Russian authorities allegedly assaulted and raped an activist after he participated in a public poetry recital against his country’s recent mobilization, according to reports.
Police in the Russian capital of Moscow broke into the apartment of activists Artem Kamardin, Alexandra Popova and Alexander Menyukov Tuesday, newspaper Novaya Gazeta reported.
Kamardin reportedly took part in anti-mobilization poetry readings at the statue of Soviet anti-war artist Vladimir Mayakovsky in Moscow’s Triumfalnaya Square Sunday.
Security service agents “submitted Kamardin to a severe beating and inserted a dumbbell into his anus,” according to the independent Russian investigative outlet The Insider.
The agents then allegedly forced Kamardin to apologize on camera for saying “Glory to Kyivan Rus” at the Mayakovsky Square poetry readings.
A video of the apology was uploaded on the Telegram channel 112.
Police did not let the activists’ lawyer into the apartment as they claimed an investigation was in progress.
All of the activists were later taken to the Russian Investigative Committee’s (IC) office in Moscow’s Tverskoy District.
Kamardin became a suspect in a case of inciting hatred or hostility with the threat of violence, according to his lawyer, Leonid Solovyov.
The 31-year-old activist was hospitalized following the incident, Solovyov said.
Popova, who was detained, accused security forces of abusing her and showing her a video of Kamardin being raped.
“I have a lot of superglue on me, because the security forces stuck stickers to my face with superglue, tried to stick my mouth shut, pulled out my hair, kicked me and threatened to rape me with five of them,” she alleged.
Popova published via Instagram a doctor’s certificate that showed all the injuries she sustained, according to a more recent report by Novaya Gazeta.
She also claimed that $600 had gone missing from the apartment after police conducted the search.
Meanwhile, Menyukov was released from the IC after being interrogated. He is now a witness in Kamardin’s case of incitement to hatred.
Russian President Vladimir Putin‘s decision to mobilize troops in Russia sparked protests across the country.

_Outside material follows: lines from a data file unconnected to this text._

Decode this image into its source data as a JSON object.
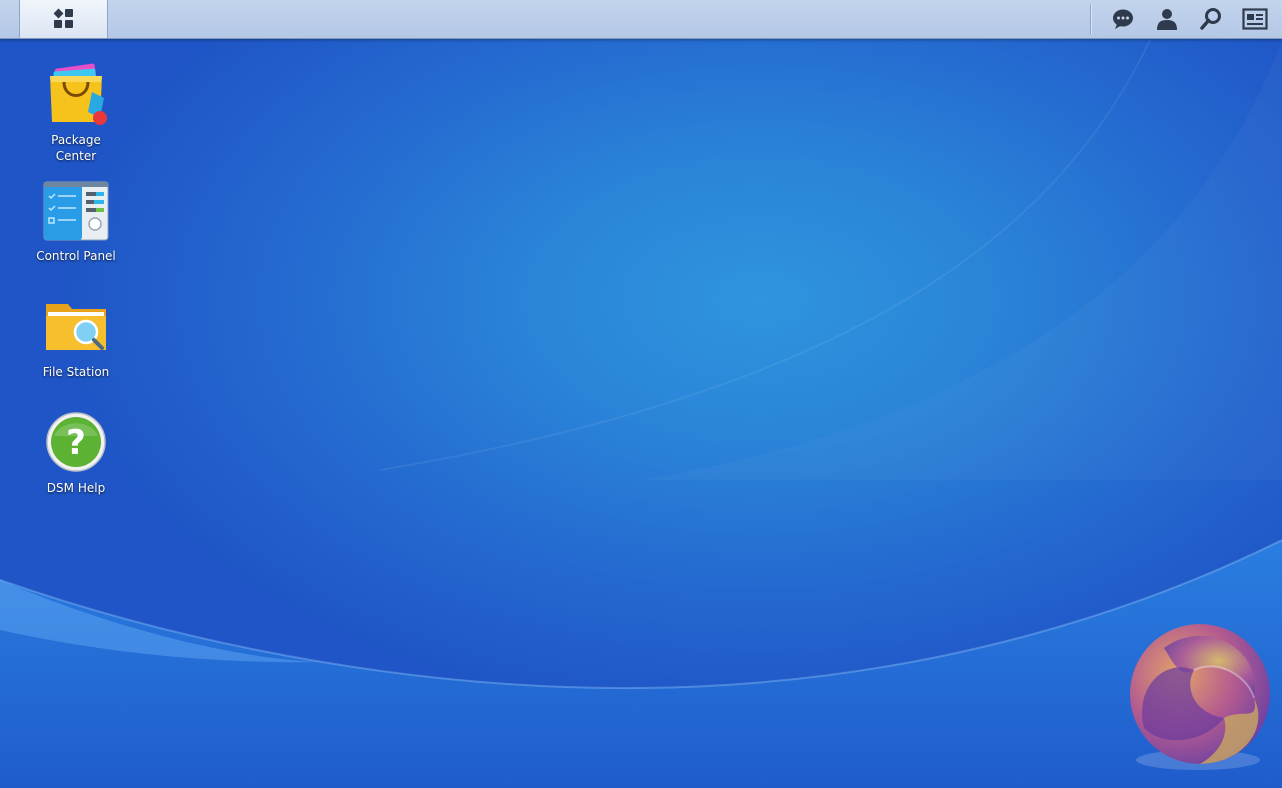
{
  "taskbar": {
    "main_menu_icon": "grid-icon",
    "tray": [
      {
        "name": "notifications-icon"
      },
      {
        "name": "user-icon"
      },
      {
        "name": "search-icon"
      },
      {
        "name": "widgets-icon"
      }
    ]
  },
  "desktop": {
    "shortcuts": [
      {
        "label": "Package\nCenter",
        "icon": "package-center-icon"
      },
      {
        "label": "Control Panel",
        "icon": "control-panel-icon"
      },
      {
        "label": "File Station",
        "icon": "file-station-icon"
      },
      {
        "label": "DSM Help",
        "icon": "dsm-help-icon"
      }
    ]
  },
  "colors": {
    "wallpaper": "#2a83d8",
    "taskbar": "#b9cce8",
    "label": "#ffffff"
  }
}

More than 2,000 people were reportedly detained for protesting against the mobilization, which Russian Defense Minister Sergei Shoigu claimed sought to call in 300,000 reservists.